Hypertension and nephrology

[The beginnings and difficulties of peritoneal dialysis at the end of the last century. Part II. Hungarian experiences]

KARÁTSON András

[In Part I, I summarised the beginnings, the theoretical background and the international experiences of peritoneal dialysis. Hungarian publications related to peritoneal dialysis in the 1950s were focusing on the role of the method in the treatment of chronic renal disorders. The first dialysis centres were established in the medical universities of Hungary (Szeged in 1955, Budapest in 1960, Pécs in 1964, Debrecen in 1970) and in Miskolc in 1968. Despite the restricted hemodialysis capacities the intermittent technique of peritoneal dialysis did not spread in accordance with the demand. A survey conducted at the beginning of the 1970’s in the territory of the five counties with 1.5 million inhabitants revealed that considering the numbers of patients with renal diseases requiring dialysis, developing of a network of care and increasing the dialysis capacities is necessary and so is the development of a system of szatellite peritoneal dialysis, which was implemented with our support in 10 units of the county hospitals.
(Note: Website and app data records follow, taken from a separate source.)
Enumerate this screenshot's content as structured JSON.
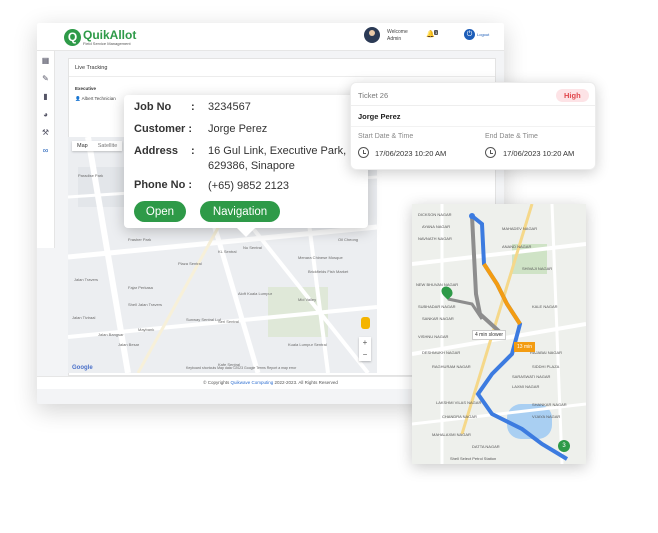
{
  "app": {
    "logo_letter": "Q",
    "logo_name": "QuikAllot",
    "logo_tagline": "Field Service Management",
    "welcome_line1": "Welcome",
    "welcome_line2": "Admin",
    "notification_count": "1",
    "logout_label": "Logout",
    "sidebar_icons": [
      "dashboard-icon",
      "pencil-icon",
      "briefcase-icon",
      "chart-pie-icon",
      "wrench-icon",
      "binoculars-icon"
    ],
    "page_title": "Live Tracking",
    "executive_label": "Executive",
    "executive_name": "Albert Technician",
    "footer_prefix": "© Copyrights",
    "footer_brand": "Quikwave Computing",
    "footer_suffix": "2022-2023. All Rights Reserved",
    "accent_color": "#2e9a48"
  },
  "map": {
    "tab_map": "Map",
    "tab_satellite": "Satellite",
    "zoom_in": "+",
    "zoom_out": "−",
    "google_logo": "Google",
    "attribution": "Keyboard shortcuts  Map data ©2023 Google  Terms  Report a map error",
    "labels": [
      "Jalan Tiviraal",
      "Jalan Besar",
      "Frasher Park",
      "Paradise Park",
      "Fajar Perkasa",
      "Plaza Sentral",
      "KL Sentral",
      "Jalan Travers",
      "Jalan Bangsar",
      "Maybank",
      "Sunway Sentral Lof",
      "Aloft Kuala Lumpur",
      "Nu Sentral",
      "Mid Valley",
      "Seri Sentral",
      "Menara Chinese Mosque",
      "Brickfields Fish Market",
      "Oil Cheong",
      "Restoran Rajakumar",
      "Kuala Lumpur Sentral",
      "Shell Jalan Travers",
      "Kafe Sentral"
    ]
  },
  "popup": {
    "job_no_label": "Job No",
    "job_no_value": "3234567",
    "customer_label": "Customer :",
    "customer_value": "Jorge Perez",
    "address_label": "Address",
    "address_line1": "16 Gul Link, Executive Park,",
    "address_line2": "629386, Sinapore",
    "phone_label": "Phone No :",
    "phone_value": "(+65) 9852 2123",
    "colon": ":",
    "open_button": "Open",
    "navigation_button": "Navigation"
  },
  "ticket": {
    "number": "Ticket 26",
    "priority": "High",
    "customer": "Jorge Perez",
    "start_label": "Start Date & Time",
    "start_value": "17/06/2023 10:20 AM",
    "end_label": "End Date & Time",
    "end_value": "17/06/2023 10:20 AM",
    "priority_color": "#e0474c"
  },
  "nav_map": {
    "eta_alt": "4 min slower",
    "eta_main": "13 min",
    "destination_number": "3",
    "destination_label": "Shell Select Petrol Station",
    "labels": [
      "DICKSON NAGAR",
      "AYANA NAGAR",
      "MAHADEV NAGAR",
      "NAVNATH NAGAR",
      "ANAND NAGAR",
      "SHIVAJI NAGAR",
      "NEW BHUVAN NAGAR",
      "SUBHADAR NAGAR",
      "KALE NAGAR",
      "SANKAR NAGAR",
      "RAJABAI NAGAR",
      "SIDDHI PLAZA",
      "VISHNU NAGAR",
      "DESHMUKH NAGAR",
      "SARASWATI NAGAR",
      "LAXMI NAGAR",
      "SHANKAR NAGAR",
      "RAGHURAM NAGAR",
      "LAKSHMI VILAS NAGAR",
      "CHANDRA NAGAR",
      "MAHALAXMI NAGAR",
      "VIJAYA NAGAR",
      "DATTA NAGAR"
    ]
  }
}
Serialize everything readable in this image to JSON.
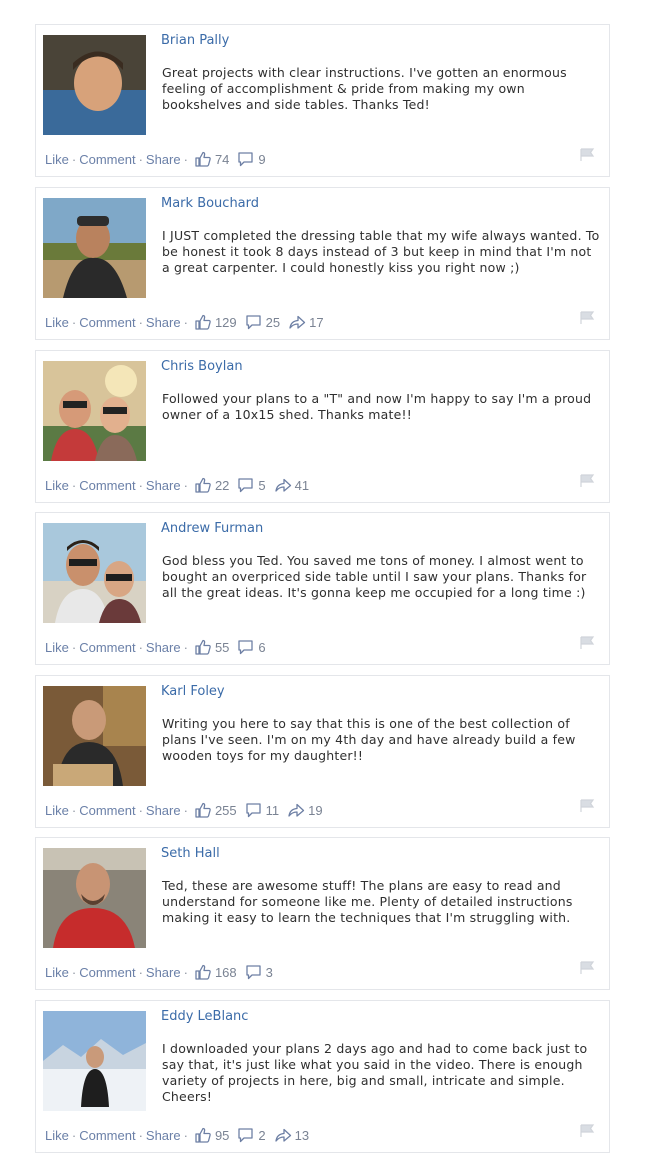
{
  "actions": {
    "like": "Like",
    "comment": "Comment",
    "share": "Share",
    "separator": "·"
  },
  "colors": {
    "link": "#3b6ba8",
    "action": "#6b80a8",
    "icon": "#6d7fa4",
    "border": "#e4e6ea"
  },
  "icons": {
    "like": "thumbs-up-icon",
    "comment": "comment-icon",
    "share": "share-icon",
    "flag": "flag-icon"
  },
  "comments": [
    {
      "name": "Brian Pally",
      "text": "Great projects with clear instructions. I've gotten an enormous feeling of accomplishment & pride from making my own bookshelves and side tables. Thanks Ted!",
      "likes": "74",
      "comments": "9",
      "shares": ""
    },
    {
      "name": "Mark Bouchard",
      "text": "I JUST completed the dressing table that my wife always wanted. To be honest it took 8 days instead of 3 but keep in mind that I'm not a great carpenter. I could honestly kiss you right now ;)",
      "likes": "129",
      "comments": "25",
      "shares": "17"
    },
    {
      "name": "Chris Boylan",
      "text": "Followed your plans to a \"T\" and now I'm happy to say I'm a proud owner of a 10x15 shed. Thanks mate!!",
      "likes": "22",
      "comments": "5",
      "shares": "41"
    },
    {
      "name": "Andrew Furman",
      "text": "God bless you Ted. You saved me tons of money. I almost went to bought an overpriced side table until I saw your plans. Thanks for all the great ideas. It's gonna keep me occupied for a long time :)",
      "likes": "55",
      "comments": "6",
      "shares": ""
    },
    {
      "name": "Karl Foley",
      "text": "Writing you here to say that this is one of the best collection of plans I've seen. I'm on my 4th day and have already build a few wooden toys for my daughter!!",
      "likes": "255",
      "comments": "11",
      "shares": "19"
    },
    {
      "name": "Seth Hall",
      "text": "Ted, these are awesome stuff! The plans are easy to read and understand for someone like me. Plenty of detailed instructions making it easy to learn the techniques that I'm struggling with.",
      "likes": "168",
      "comments": "3",
      "shares": ""
    },
    {
      "name": "Eddy LeBlanc",
      "text": "I downloaded your plans 2 days ago and had to come back just to say that, it's just like what you said in the video. There is enough variety of projects in here, big and small, intricate and simple. Cheers!",
      "likes": "95",
      "comments": "2",
      "shares": "13"
    }
  ]
}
A devoted and enthusiastic organiser of the nation-wide system of peritoneal dialysis was professor Taraba, who, due to his untimely death, was deprived of seeing the nation-wide spread of CAPD. At the beginning of the 1980’s the first reports on the favourable effects of CAPD appeared in Hungary. Solutions prepared in pharmacies and the lack of up-to-date equipment resulted in the frequent occurrence of peritonitis. In addition, the unfavourable memories of dialysis performed with bottled solutions (long treatment times, frequently peritonitis) were still vivid among patients and colleagues supervising the treatment. As a consequence, our survey conducted in 1991 revealed that the spread of CAPD all over the world in Hungary resulted in a significant increase of those treated with the intermittent method (more than 10% of the dialysis patients), while those treated with CAPD remained under 2%. Several reports on CAPD and the consequences that followed from them as well as the further training organised in the Szent Margit Hospital, Budapest and in Gánt, and also the guidelines issued by the Society of Hungarian Nephrologists the number of those treated with dialysis has exceeded 6000 in the past decade. 10% of them received CAPD/APD treatment.]